If you’re not sure what skip counting is, think about counting by fives. Or twos or tens. Now think about counting by sevens or twelves. Now think about counting backwards from 120, by fours. That’s it. Skip counting is critical to having great number sense. It develops fluency in calculation, and it serves as the basis for multiplication and division.
Here are a few games and teaching ideas to encourage skip counting.
We played this all the time when I was growing up. The leader announces starting and finishing numbers and which numbers will be ‘buzz’. For example, we might start at 1, finish at 100, and say buzz on numbers that are multiples of 5. Students stand in a circle to count in turn by ones, but they say buzz instead of the specified numbers.

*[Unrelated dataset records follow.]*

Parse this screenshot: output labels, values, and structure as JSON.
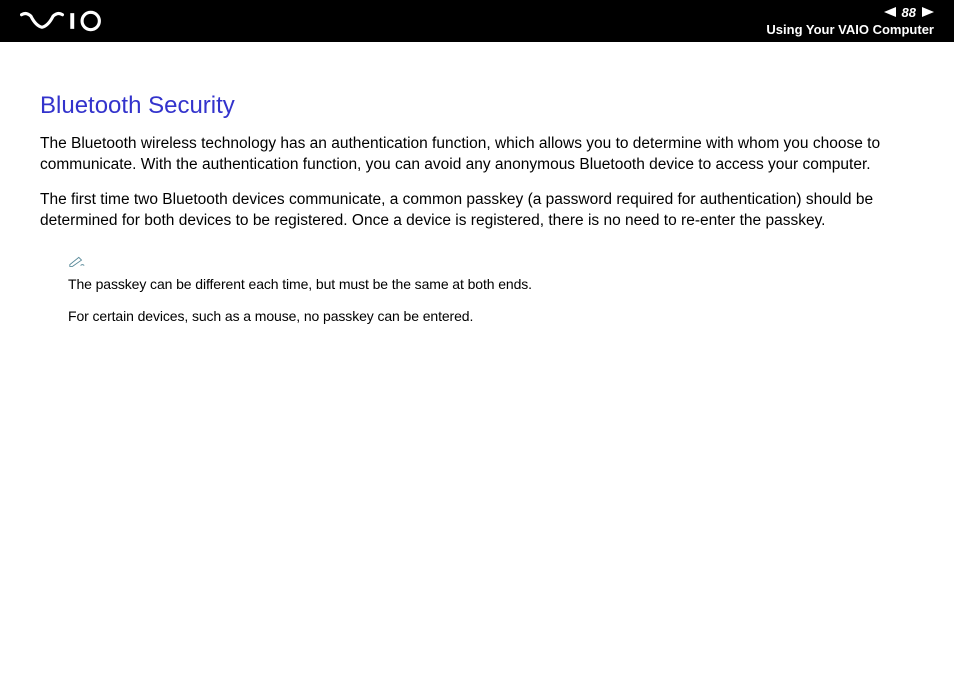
{
  "header": {
    "page_number": "88",
    "section_title": "Using Your VAIO Computer"
  },
  "main": {
    "title": "Bluetooth Security",
    "paragraph1": "The Bluetooth wireless technology has an authentication function, which allows you to determine with whom you choose to communicate. With the authentication function, you can avoid any anonymous Bluetooth device to access your computer.",
    "paragraph2": "The first time two Bluetooth devices communicate, a common passkey (a password required for authentication) should be determined for both devices to be registered. Once a device is registered, there is no need to re-enter the passkey.",
    "note1": "The passkey can be different each time, but must be the same at both ends.",
    "note2": "For certain devices, such as a mouse, no passkey can be entered."
  }
}
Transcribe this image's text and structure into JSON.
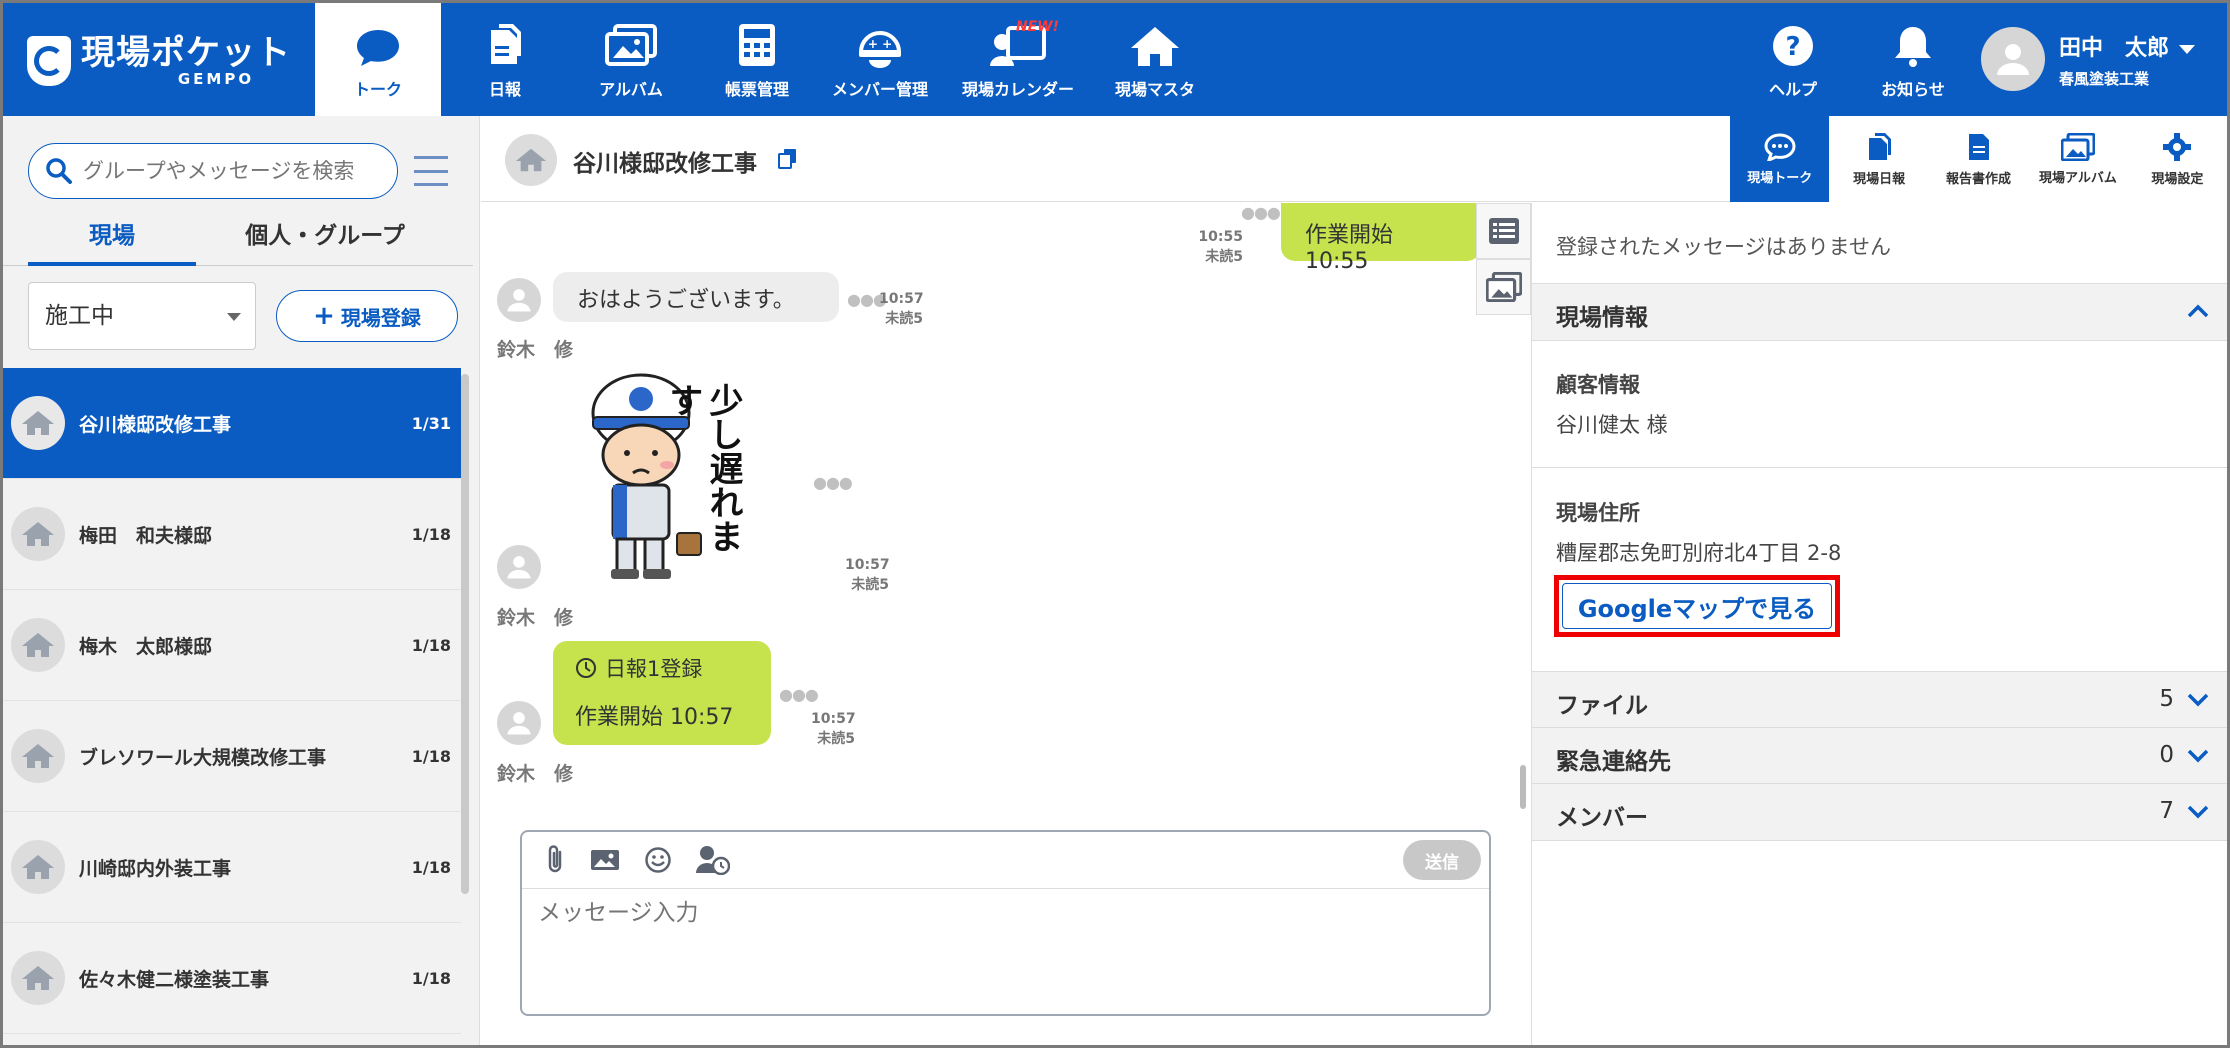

For example, a correct sequence would be “1, 2, 3, 4, buzz, 6, 7, 8, 9, buzz, 11 ….”
If a student forgets to buzz, they are out of the game. Last one standing wins.
This is a variation of Buzz. The rules are the same as for Buzz, but we buzz on some numbers, bizz on others and bizzbuzz when both are required.
For example if we are buzzing on multiples of 3 and fizzing on multiples of 10 the correct sequence is “1, 2, buzz, 4, 5, buzz, 7, 8, buzz, bizz, 11, buzz, 13, 14, buzz, 16, 17, buzz … and bizzbuzz” is said instead of 30.
This is an activity which assists children to move from orally counting by ones to skip counting. When counting from the starting number to the finishing number the children whisper the numbers that are not part of the count and say loudly the numbers that are part of the count. For example: If counting by twos the children would whisper the odd numbers and say loudly the even numbers (in bold): 1 2 3 45 67 8 9 10.
In the following example the students are using Whisper Count to count by twos starting at 2 and stopping at 20.
Initially, record all the numbers from 2 to 20.
2 3 4 5 6 7 8 9 10 11 12 13 14 15 16 17 18 19 20
Have your child circle the numbers that are part of counting by twos, starting with two.
Starting at one, you and your children whisper the odd numbers and say loudly the even numbers forwards from 2 to 20 and then count backwards from 20 to 2. Gradually increase the range.
Starting, finishing and counting sequences can be changed according to the needs of your children.
How far can you go?
Give your children a strip of coloured paper or a roll of paper. They record a counting sequence as far as they can. You can assign the counting sequence and starting number or may allow them to choose their own. You can restrict the amount of time spent on this activity or allow children to explore the pattern as far as they are able. Writing the numbers vertically assists the students to focus on any patterns that are formed.
After students have completed their strips you might ask questions such as:
- What pattern did you notice when counting by fives?
- When counting by fives would the number 70 be part of your counting pattern? How do you know?
- What if you were counting by fives and started at 135 what would the next few numbers be?
- What if you were counting backwards by fives from 90 what would the next few numbers be?
Initially children should place clear counters (you can buy them online) on a paper Hundreds Grid to mark the counting sequence. Clear counters are used so they can still see the numbers. Once the counters are in place they whisper the numbers that are not part of the counting sequence and touch the counters as they say loudly the numbers that are part of the counting sequence. Once children are confident with the counting sequences they will not need to use the Hundreds Grid.
On the Hundreds Grid below a child has started to place red counters on the fives counting pattern which will assist them to count fluently by fives. When children have said and recorded their counting sequences, you can ask questions such as:
- What number will come after 100 in your pattern?
- Can you continue counting by fives from 100?
- How would this help you count by tens?